Inflation rates in B.C. and Canada embarked on divergent paths last month.
Inflation on the West Coast cooled to three per cent in July compared with 3.5 per cent in June, according to Statistics Canada data released Tuesday.
But the rate of inflation expanded to 3.3 per cent nationwide in July compared with 2.8 per cent in June, when the national inflation rate eased off the gas pedal more than expected.
“There's no sense sugar coating this one – it is not a good report for the Bank of Canada,” BMO chief economist Douglas Porter said in a note, referring to the national numbers.
He’s forecasting the August reading will be even higher than July, putting pressure on the Bank of Canada to hike its key rate in September. It most recently hiked its key rate last month.
Mortgage rates posted record gains, according to Tuesday’s report from Statistics Canada. A hike in the key rate would mean even higher mortgage rates putting pressure on homeowners throughout the second half of 2023.
There was some relief in the grocery aisles, though.
Prices for groceries grew 8.5 per cent in July after a 9.1 per cent increase in June.
Prices at the pumps also offered some relief to consumers, falling by 12.9 per cent annually in July after falling 21.6 per cent annually in June.
“The [Bank of Canada] is clearly willing to hike interest rates further if needed. But more signs are starting to point to a weaker economy,” RBC economist Claire Fan said in a note, pointing to lower output growth and a rising unemployment rate on the national level.
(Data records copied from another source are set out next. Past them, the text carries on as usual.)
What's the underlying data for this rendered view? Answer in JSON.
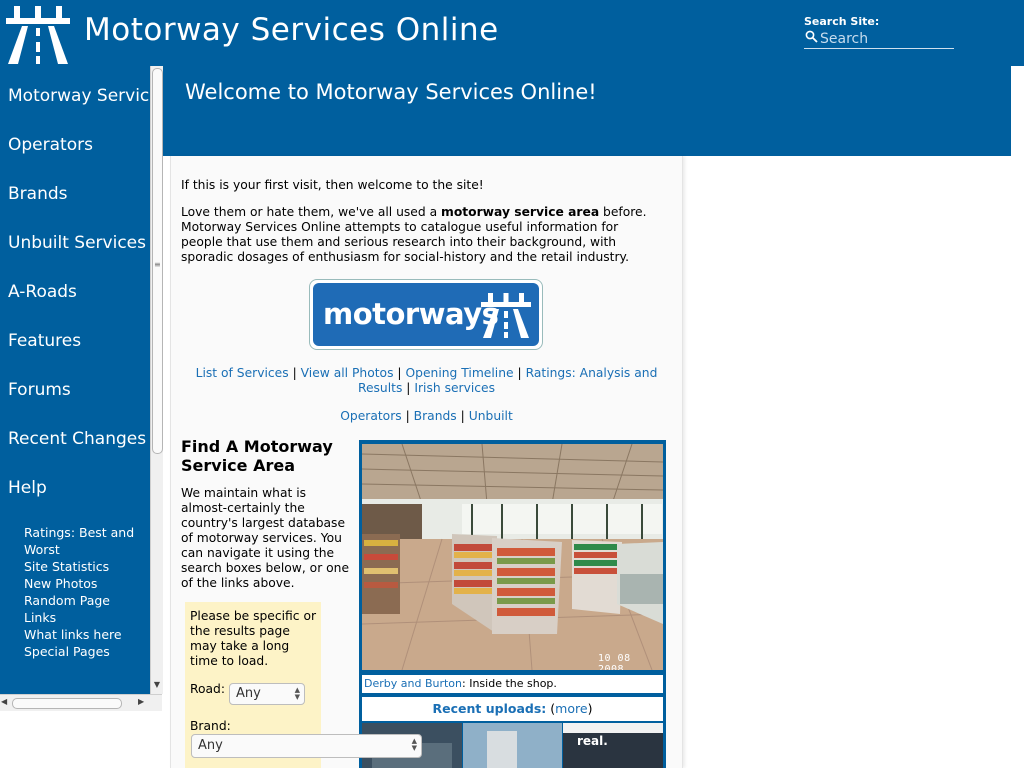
{
  "header": {
    "site_title": "Motorway Services Online",
    "search_label": "Search Site:",
    "search_placeholder": "Search"
  },
  "sidebar": {
    "items": [
      {
        "label": "Motorway Services"
      },
      {
        "label": "Operators"
      },
      {
        "label": "Brands"
      },
      {
        "label": "Unbuilt Services"
      },
      {
        "label": "A-Roads"
      },
      {
        "label": "Features"
      },
      {
        "label": "Forums"
      },
      {
        "label": "Recent Changes"
      },
      {
        "label": "Help"
      }
    ],
    "sub_items": [
      {
        "label": "Ratings: Best and Worst"
      },
      {
        "label": "Site Statistics"
      },
      {
        "label": "New Photos"
      },
      {
        "label": "Random Page"
      },
      {
        "label": "Links"
      },
      {
        "label": "What links here"
      },
      {
        "label": "Special Pages"
      }
    ]
  },
  "page": {
    "title": "Welcome to Motorway Services Online!",
    "intro_1": "If this is your first visit, then welcome to the site!",
    "intro_2_prefix": "Love them or hate them, we've all used a ",
    "intro_2_bold": "motorway service area",
    "intro_2_suffix": " before. Motorway Services Online attempts to catalogue useful information for people that use them and serious research into their background, with sporadic dosages of enthusiasm for social-history and the retail industry.",
    "sign_text": "motorways",
    "links_row_1": [
      "List of Services",
      "View all Photos",
      "Opening Timeline",
      "Ratings: Analysis and Results",
      "Irish services"
    ],
    "links_row_2": [
      "Operators",
      "Brands",
      "Unbuilt"
    ],
    "separator": "|",
    "find_title": "Find A Motorway Service Area",
    "find_desc": "We maintain what is almost-certainly the country's largest database of motorway services. You can navigate it using the search boxes below, or one of the links above.",
    "search_note": "Please be specific or the results page may take a long time to load.",
    "road_label": "Road:",
    "road_value": "Any",
    "brand_label": "Brand:",
    "brand_value": "Any"
  },
  "photo": {
    "date_stamp": "10 08 2008",
    "caption_link": "Derby and Burton",
    "caption_text": ": Inside the shop.",
    "recent_label": "Recent uploads:",
    "recent_more_open": " (",
    "recent_more_link": "more",
    "recent_more_close": ")",
    "thumb_sign_text": "real."
  },
  "colors": {
    "brand_blue": "#005f9e",
    "link_blue": "#1a6fb5",
    "search_panel_bg": "#fdf3c7"
  }
}
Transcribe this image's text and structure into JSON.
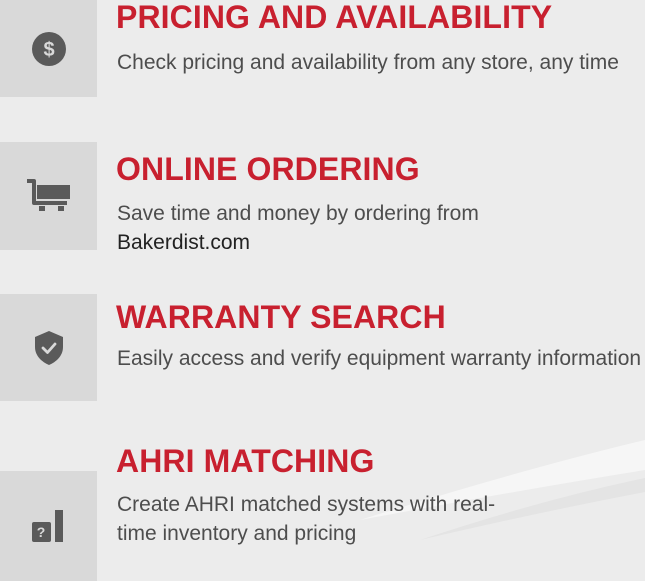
{
  "features": [
    {
      "title": "PRICING AND AVAILABILITY",
      "description": "Check pricing and availability from any store, any time",
      "icon": "dollar-icon"
    },
    {
      "title": "ONLINE ORDERING",
      "description_prefix": "Save time and money by ordering from",
      "link_text": "Bakerdist.com",
      "icon": "cart-icon"
    },
    {
      "title": "WARRANTY SEARCH",
      "description": "Easily access and verify equipment warranty information",
      "icon": "shield-check-icon"
    },
    {
      "title": "AHRI MATCHING",
      "description": "Create AHRI matched systems with real-time inventory and pricing",
      "icon": "question-chart-icon",
      "icon_symbol": "?"
    }
  ],
  "colors": {
    "title": "#c8202f",
    "text": "#4d4d4d",
    "icon": "#5a5a5a",
    "tile": "#d9d9d9",
    "background": "#ececec"
  }
}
“We look for a softening economy to ease inflation pressures further going forward and expect the odds are still tilted towards the Bank of Canada foregoing another increase in the overnight rate in September.”